Narrating in Simple Past with Video
If a picture speaks a thousand words then motion pictures must express millions. Although video can be used as a stimulus to write in a variety of genres, styles and persuasive forms, this activity uses video to produce a narrative paragraph.Objectives
- To provide practice in constructing simple past tense forms and checking for subject verb agreement.
- To give students a context to write a narrative paragraph using appropriate temporal adjectives and past tense forms.
- False Beginner to low intermediate
- Video segment depicting a series of actions. Some good sources are TV commercials, rock videos, and movies. One of my favorite movie segments is the suspenseful opening scene in Raiders of the Lost Ark. I also have a favorite TV commercial in which a mother does and witnesses a number things before her first cup of coffee in the morning. After that first sip she transforms from a mute zombie to a roaring drill sergeant.
- Select the video segment.
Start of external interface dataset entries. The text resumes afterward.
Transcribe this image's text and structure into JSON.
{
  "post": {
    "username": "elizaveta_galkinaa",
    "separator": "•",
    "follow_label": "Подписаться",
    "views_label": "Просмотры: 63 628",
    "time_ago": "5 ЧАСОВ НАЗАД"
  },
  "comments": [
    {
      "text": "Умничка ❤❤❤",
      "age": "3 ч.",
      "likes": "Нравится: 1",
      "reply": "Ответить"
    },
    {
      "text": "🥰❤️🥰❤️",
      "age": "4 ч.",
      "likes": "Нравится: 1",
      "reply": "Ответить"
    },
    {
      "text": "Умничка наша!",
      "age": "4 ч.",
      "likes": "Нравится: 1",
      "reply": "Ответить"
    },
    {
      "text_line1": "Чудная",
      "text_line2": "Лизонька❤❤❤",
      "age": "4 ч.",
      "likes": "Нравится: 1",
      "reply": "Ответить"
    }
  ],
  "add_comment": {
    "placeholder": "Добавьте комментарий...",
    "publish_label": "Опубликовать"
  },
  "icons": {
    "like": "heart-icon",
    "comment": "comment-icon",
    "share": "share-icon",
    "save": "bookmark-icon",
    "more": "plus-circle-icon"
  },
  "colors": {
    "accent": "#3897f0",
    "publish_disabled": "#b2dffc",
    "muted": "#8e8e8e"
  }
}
- Write a target narrative paragraph to determine the number and nature of the verbs that are likely to be used.
- Make a list of these target verbs and supplement the list with related verbs.
Warm-up (to pre-teach or stimulate thinking about verb forms)
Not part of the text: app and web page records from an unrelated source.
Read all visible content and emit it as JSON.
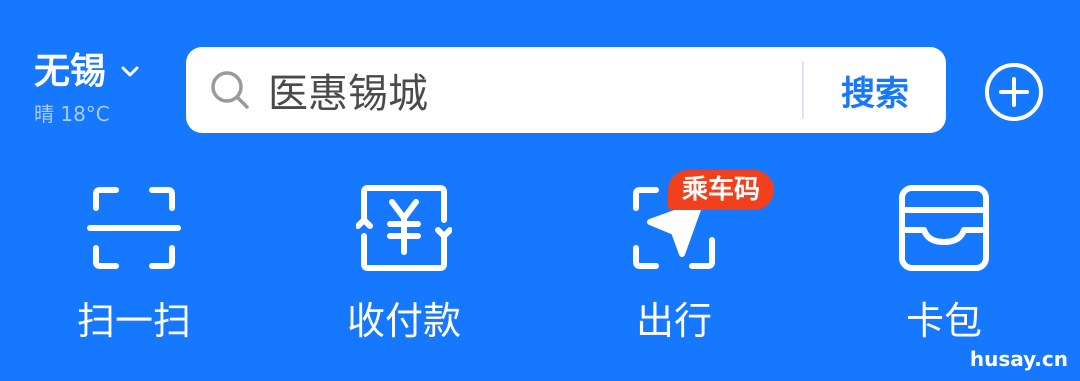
{
  "header": {
    "city": "无锡",
    "weather": "晴 18°C",
    "search_placeholder": "医惠锡城",
    "search_button": "搜索"
  },
  "quick_actions": [
    {
      "label": "扫一扫",
      "icon": "scan-icon"
    },
    {
      "label": "收付款",
      "icon": "payment-icon"
    },
    {
      "label": "出行",
      "icon": "travel-icon",
      "badge": "乘车码"
    },
    {
      "label": "卡包",
      "icon": "wallet-icon"
    }
  ],
  "watermark": "husay.cn",
  "colors": {
    "background": "#1677ff",
    "badge": "#f0401e"
  }
}
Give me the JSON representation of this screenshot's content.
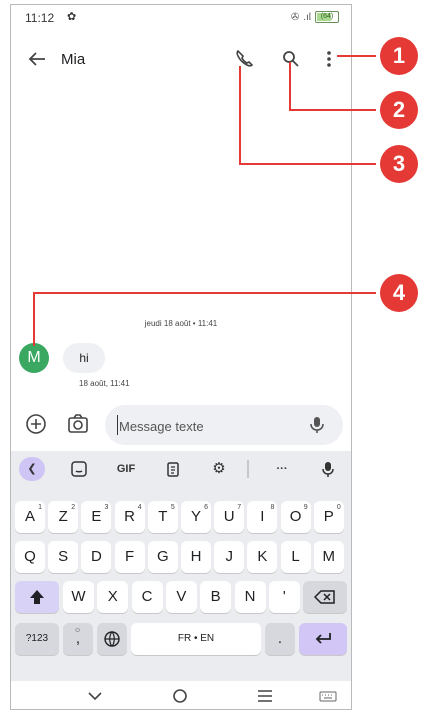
{
  "status": {
    "time": "11:12",
    "battery": "(64)"
  },
  "appbar": {
    "title": "Mia"
  },
  "conversation": {
    "date_chip": "jeudi 18 août • 11:41",
    "avatar_letter": "M",
    "message_text": "hi",
    "message_time": "18 août, 11:41"
  },
  "composer": {
    "placeholder": "Message texte"
  },
  "keyboard": {
    "toolbar": {
      "gif": "GIF",
      "ellipsis": "···"
    },
    "row1": [
      {
        "k": "A",
        "n": "1"
      },
      {
        "k": "Z",
        "n": "2"
      },
      {
        "k": "E",
        "n": "3"
      },
      {
        "k": "R",
        "n": "4"
      },
      {
        "k": "T",
        "n": "5"
      },
      {
        "k": "Y",
        "n": "6"
      },
      {
        "k": "U",
        "n": "7"
      },
      {
        "k": "I",
        "n": "8"
      },
      {
        "k": "O",
        "n": "9"
      },
      {
        "k": "P",
        "n": "0"
      }
    ],
    "row2": [
      "Q",
      "S",
      "D",
      "F",
      "G",
      "H",
      "J",
      "K",
      "L",
      "M"
    ],
    "row3": [
      "W",
      "X",
      "C",
      "V",
      "B",
      "N",
      "'"
    ],
    "symbols_key": "?123",
    "comma_key": ",",
    "space_key": "FR • EN",
    "period_key": "."
  },
  "callouts": [
    "1",
    "2",
    "3",
    "4"
  ],
  "colors": {
    "accent": "#cfc5f5",
    "badge": "#e53935",
    "avatar": "#3aa860"
  }
}
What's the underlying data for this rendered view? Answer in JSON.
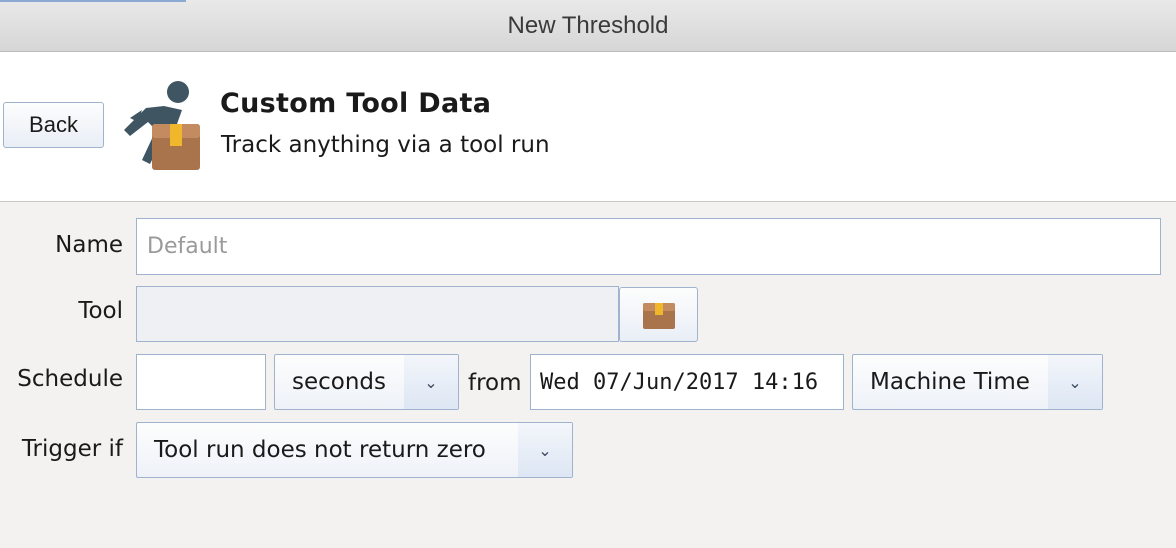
{
  "window": {
    "title": "New Threshold"
  },
  "header": {
    "back_label": "Back",
    "title": "Custom Tool Data",
    "subtitle": "Track anything via a tool run"
  },
  "form": {
    "name": {
      "label": "Name",
      "placeholder": "Default",
      "value": ""
    },
    "tool": {
      "label": "Tool",
      "value": ""
    },
    "schedule": {
      "label": "Schedule",
      "interval_value": "",
      "unit_selected": "seconds",
      "from_label": "from",
      "start_datetime": "Wed 07/Jun/2017 14:16",
      "timezone_selected": "Machine Time"
    },
    "trigger": {
      "label": "Trigger if",
      "selected": "Tool run does not return zero"
    }
  },
  "icons": {
    "hero": "runner-with-package-icon",
    "browse": "package-icon",
    "dropdown": "chevron-down-icon"
  },
  "colors": {
    "border_blue": "#9fb3cf",
    "runner": "#3f5562",
    "package": "#a9734c",
    "tape": "#f0b62c"
  }
}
- Make a list of lexical verbs including those that might be useful in the following activity.
- Read the present tense for one by one to each student. Student should supply the correct simple past form. Use pronouns before the verb forms to increase some awareness of subject verb agreement in present tense forms.
- Read the past tense using a pronoun form with the verb. Student should supply the correct present tense form with subject pronoun agreement.
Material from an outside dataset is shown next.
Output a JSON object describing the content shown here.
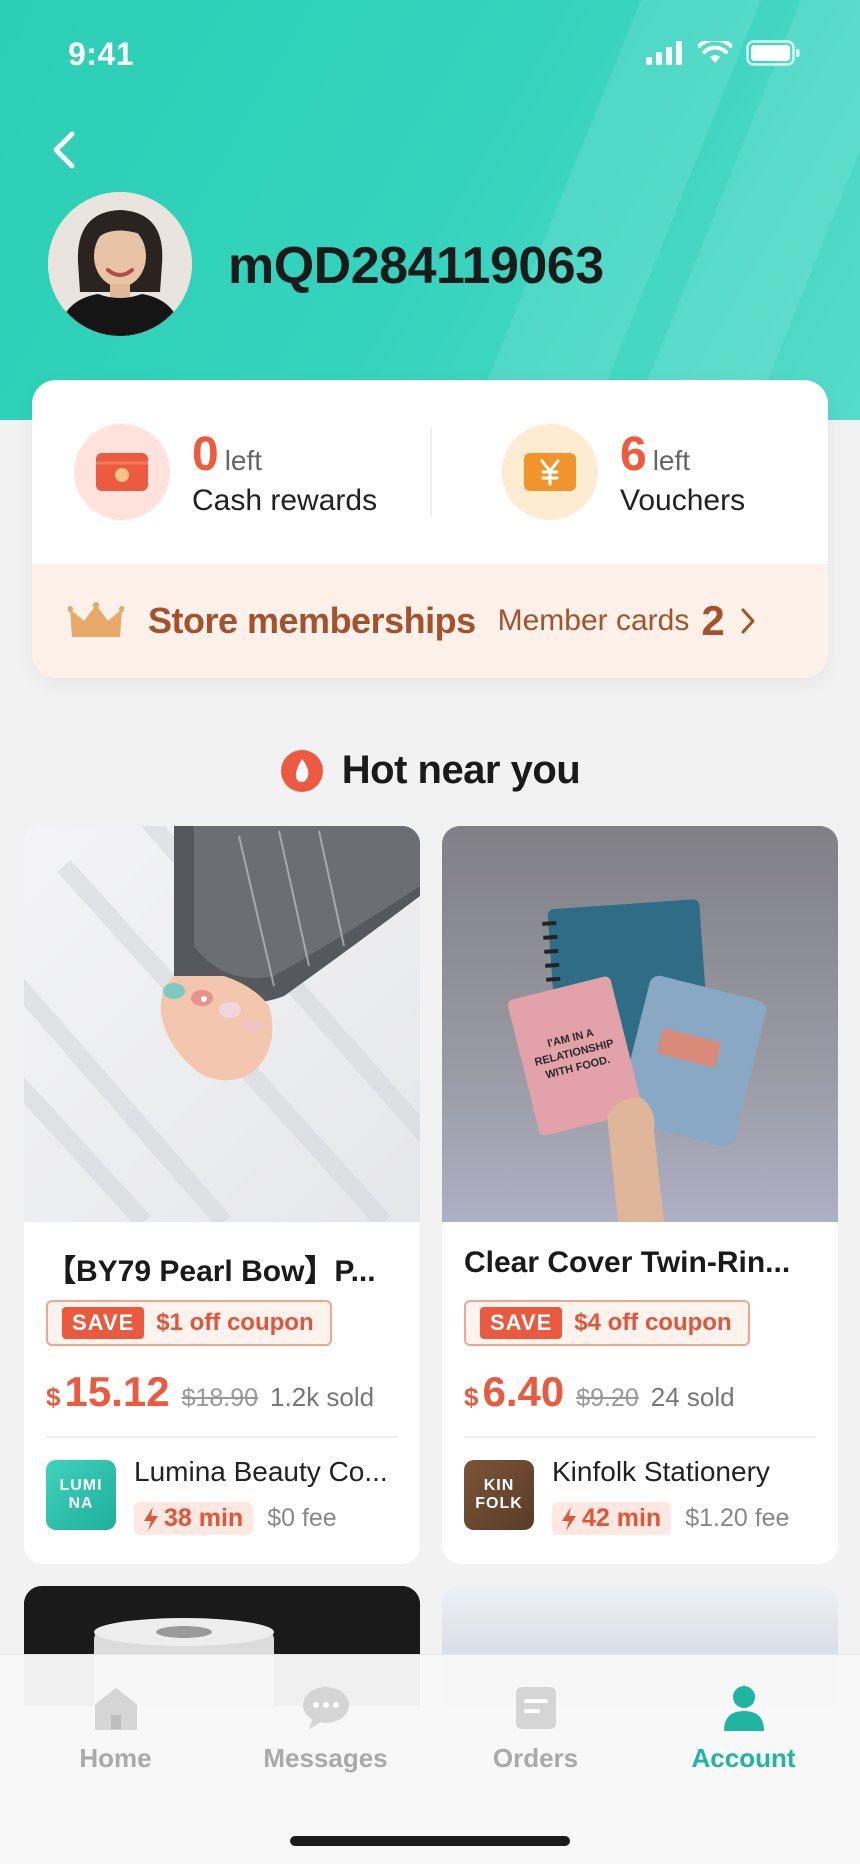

- An alternative is to give the lists to each group and ask one group member to read out verb prompts to the group. In that case the list should have pronouns written with the verbs.
- Form small groups (3-4) and watch video segment.
- Write a short summary of what happened, step by step in simple past. Use temporal markers like first, then, next, finally, at the end, etc.
- Ask one group member to read the summary aloud.
- Ask a different group member to list the verb forms used on the board, writing both the simple past and the present tense forms.
- Repeat steps 3 and 4 for each group.
- Circle the verbs common to each groupªfs summary, underline those that are different, correct any that are ill-formed.